LAS VEGAS – IBM CEO and president Ginni Rometty used her opening keynote at the Consumer Electronics Show (CES) Jan. 8 to spotlight her company’s latest artificial intelligence (AI) initiatives, as well as the IBM Q System One, which is being billed as “the world’s first integrated universal approximate quantum computing system designed for scientific and commercial use.”
The theme of her presentation was “what’s next” for data, computing and society, Rometty told attendees. She went on to explain how technologies including AI, blockchain and the cloud are reshaping not only the business world, but also our daily lives, and predicted that new data will revolutionize how we live, work and play.
“There’s 2.5 quintillion bytes of data today,” she said.
One may think, therefore, “we don’t need more, but you would be surprised,” she told attendees, adding: “We estimate that less than one percent of the data that the world is actually emitting – putting out there – is actually collected and actually analyzed.” That’s “deep data,” she noted, pointing out that “if you could” collect and analyze that data “some really wonderful things can be learned” that can benefit society.

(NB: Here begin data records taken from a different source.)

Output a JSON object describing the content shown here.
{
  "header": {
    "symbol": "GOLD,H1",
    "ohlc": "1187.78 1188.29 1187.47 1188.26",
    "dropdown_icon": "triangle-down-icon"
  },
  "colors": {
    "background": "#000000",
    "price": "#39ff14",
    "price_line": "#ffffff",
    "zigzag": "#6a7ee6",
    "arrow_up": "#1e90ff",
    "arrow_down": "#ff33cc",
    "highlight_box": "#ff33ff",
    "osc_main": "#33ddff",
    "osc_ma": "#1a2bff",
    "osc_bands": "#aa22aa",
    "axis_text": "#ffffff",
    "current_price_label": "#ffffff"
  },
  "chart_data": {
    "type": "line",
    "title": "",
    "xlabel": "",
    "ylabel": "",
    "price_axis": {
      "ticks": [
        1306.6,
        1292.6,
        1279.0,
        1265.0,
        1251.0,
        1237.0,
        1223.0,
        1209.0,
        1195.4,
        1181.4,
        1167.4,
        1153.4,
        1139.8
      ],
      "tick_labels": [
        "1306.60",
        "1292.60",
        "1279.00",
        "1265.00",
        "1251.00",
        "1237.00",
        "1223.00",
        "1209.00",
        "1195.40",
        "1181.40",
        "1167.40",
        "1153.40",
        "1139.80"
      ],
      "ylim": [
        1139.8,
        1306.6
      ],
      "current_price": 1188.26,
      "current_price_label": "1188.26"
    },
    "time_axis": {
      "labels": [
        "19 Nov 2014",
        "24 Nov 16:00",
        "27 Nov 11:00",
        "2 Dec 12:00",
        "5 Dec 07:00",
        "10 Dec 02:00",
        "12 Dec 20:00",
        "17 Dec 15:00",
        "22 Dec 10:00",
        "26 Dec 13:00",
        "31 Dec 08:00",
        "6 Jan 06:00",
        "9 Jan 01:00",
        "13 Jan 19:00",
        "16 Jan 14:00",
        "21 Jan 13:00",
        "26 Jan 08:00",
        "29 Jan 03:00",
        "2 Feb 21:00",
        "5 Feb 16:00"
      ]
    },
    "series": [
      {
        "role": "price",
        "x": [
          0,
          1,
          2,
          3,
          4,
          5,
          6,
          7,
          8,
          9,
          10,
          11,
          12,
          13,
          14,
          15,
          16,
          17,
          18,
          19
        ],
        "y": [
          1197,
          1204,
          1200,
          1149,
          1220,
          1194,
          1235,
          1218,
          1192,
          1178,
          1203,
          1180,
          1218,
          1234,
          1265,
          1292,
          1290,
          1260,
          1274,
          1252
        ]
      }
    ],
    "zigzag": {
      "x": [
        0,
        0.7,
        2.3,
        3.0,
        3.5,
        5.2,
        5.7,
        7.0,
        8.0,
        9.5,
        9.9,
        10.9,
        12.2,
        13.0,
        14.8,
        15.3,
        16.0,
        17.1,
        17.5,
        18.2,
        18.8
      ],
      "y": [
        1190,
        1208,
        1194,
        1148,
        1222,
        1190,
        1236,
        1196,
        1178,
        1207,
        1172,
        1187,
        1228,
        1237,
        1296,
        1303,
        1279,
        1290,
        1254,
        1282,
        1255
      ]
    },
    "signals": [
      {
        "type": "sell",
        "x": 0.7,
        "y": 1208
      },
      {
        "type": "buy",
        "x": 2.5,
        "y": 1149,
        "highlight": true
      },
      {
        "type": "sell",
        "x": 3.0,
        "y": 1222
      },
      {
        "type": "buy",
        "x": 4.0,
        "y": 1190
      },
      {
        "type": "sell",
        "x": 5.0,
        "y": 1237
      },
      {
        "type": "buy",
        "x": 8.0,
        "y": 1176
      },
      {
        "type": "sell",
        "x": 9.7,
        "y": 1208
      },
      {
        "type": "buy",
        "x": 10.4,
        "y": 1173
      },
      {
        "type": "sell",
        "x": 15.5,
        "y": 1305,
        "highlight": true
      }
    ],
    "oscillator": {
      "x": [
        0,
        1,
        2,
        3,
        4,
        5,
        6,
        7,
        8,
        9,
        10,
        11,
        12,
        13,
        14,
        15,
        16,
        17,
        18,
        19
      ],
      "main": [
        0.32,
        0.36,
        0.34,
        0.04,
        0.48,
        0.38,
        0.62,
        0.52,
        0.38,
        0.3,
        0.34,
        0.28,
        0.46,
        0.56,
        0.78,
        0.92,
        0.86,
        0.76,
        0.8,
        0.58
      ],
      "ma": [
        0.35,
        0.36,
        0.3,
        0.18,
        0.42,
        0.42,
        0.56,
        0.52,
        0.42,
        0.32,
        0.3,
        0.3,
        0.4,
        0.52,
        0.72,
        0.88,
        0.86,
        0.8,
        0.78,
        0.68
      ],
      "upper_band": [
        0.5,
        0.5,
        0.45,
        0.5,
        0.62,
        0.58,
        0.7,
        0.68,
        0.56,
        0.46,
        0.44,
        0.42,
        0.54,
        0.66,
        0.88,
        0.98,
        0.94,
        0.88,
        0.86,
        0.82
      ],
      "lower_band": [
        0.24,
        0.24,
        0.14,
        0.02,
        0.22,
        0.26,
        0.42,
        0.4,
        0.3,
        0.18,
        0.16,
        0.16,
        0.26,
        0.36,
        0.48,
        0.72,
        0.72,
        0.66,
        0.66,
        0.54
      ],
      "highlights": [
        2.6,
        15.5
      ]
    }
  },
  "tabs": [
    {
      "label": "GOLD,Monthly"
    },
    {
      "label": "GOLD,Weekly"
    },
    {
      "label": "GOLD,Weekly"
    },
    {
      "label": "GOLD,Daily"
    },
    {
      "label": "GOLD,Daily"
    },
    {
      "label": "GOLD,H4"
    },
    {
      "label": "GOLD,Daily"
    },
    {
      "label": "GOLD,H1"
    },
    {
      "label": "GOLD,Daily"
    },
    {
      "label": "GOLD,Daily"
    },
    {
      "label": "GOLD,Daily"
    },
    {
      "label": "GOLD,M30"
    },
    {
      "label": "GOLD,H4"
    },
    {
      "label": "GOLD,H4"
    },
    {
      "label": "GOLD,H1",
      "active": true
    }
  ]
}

As an example of what IBM is achieving by unlocking such data, on the AI front, she said IBM Research’s “fingernail sensor” prototype, when combined with AI and machine learning, could change the way that clinicians use data, including changes in a person’s grip strength, to monitor and track disease. The sensor measures how a fingernail bends and moves continuously throughout the day to indicate grip strength, which is a key biomarker for health.
By continually collecting data and feeding it into AI algorithms, the sensor may one day provide clinicians with a more accurate picture of a patient’s grip strength and movement over time, which could enable doctors to provide more personalized treatment recommendations for a variety of conditions, including Parkinson’s Disease, according to Rometty.
On that note, she announced a new initiative with The Michael J. Fox Foundation to better understand Parkinson’s Disease. IBM also launched a new tool with Medtronic that it said was designed to help people with diabetes better predict the likelihood when they will experience a low glucose event within an upcoming 1-4 hour window.
Also on the AI front, IBM Research previously unveiled Project Debater, which the company said was the first AI system that can debate humans on complex topics. At CES, IBM has now shared a new dimension for that technology: Project Debater – Speech by Crowd. The experimental cloud-based AI platform uses the core AI behind IBM Project Debater to collect free-text arguments from large audiences on debatable topics and automatically constructs persuasive viewpoints to support or contest the topic, according to IBM.
IBM Q systems, meanwhile, are “designed to one day tackle problems that are currently seen as too complex and exponential in nature for classical systems to handle,” the company said in a news release. Future applications of quantum computing could include finding new ways to model financial data and isolating major global risk factors that will enable people to make better investments, or “finding the optimal path across global systems for ultra-efficient logistics and optimizing fleet operations for deliveries,” it said.
IBM also announced plans to open its first IBM Q Quantum Computation Center for commercial clients in Poughkeepsie, New York, in 2019. The new center will tout some of the world’s most advanced cloud-based quantum computing systems, which IBM said will be accessible to members of the IBM Q Network, a global community of Fortune 500 companies, startups, academic institutions and national research labs working with IBM to advance quantum computing and explore practical applications for business and science.
On the blockchain front, Rometty highlighted how the technology can be used to achieve better food safety.
Rometty started her presentation by boasting about the latest achievements of IBM inventors, who received a record 9,100 patents in 2018, marking the company’s 26th straight year of U.S. patent leadership, she said. IBM led the tech industry in the number of AI, cloud computing, security and quantum computing-related patents granted, according to the company. Almost 50% of the 2018 patents related to pioneering advancements in AI, cloud computing, security, blockchain and quantum computing, IBM said.
The industry-leading 1,600 AI patents alone that IBM inventors were granted in 2018 included new ways to use that technology to help people converse and protect the earth’s lakes and waterways, according to the company. AI also played a large role in the more than 1,400 security patents IBM inventors were granted in 2018, including an AI-powered security approach to combat voice phishing, it said.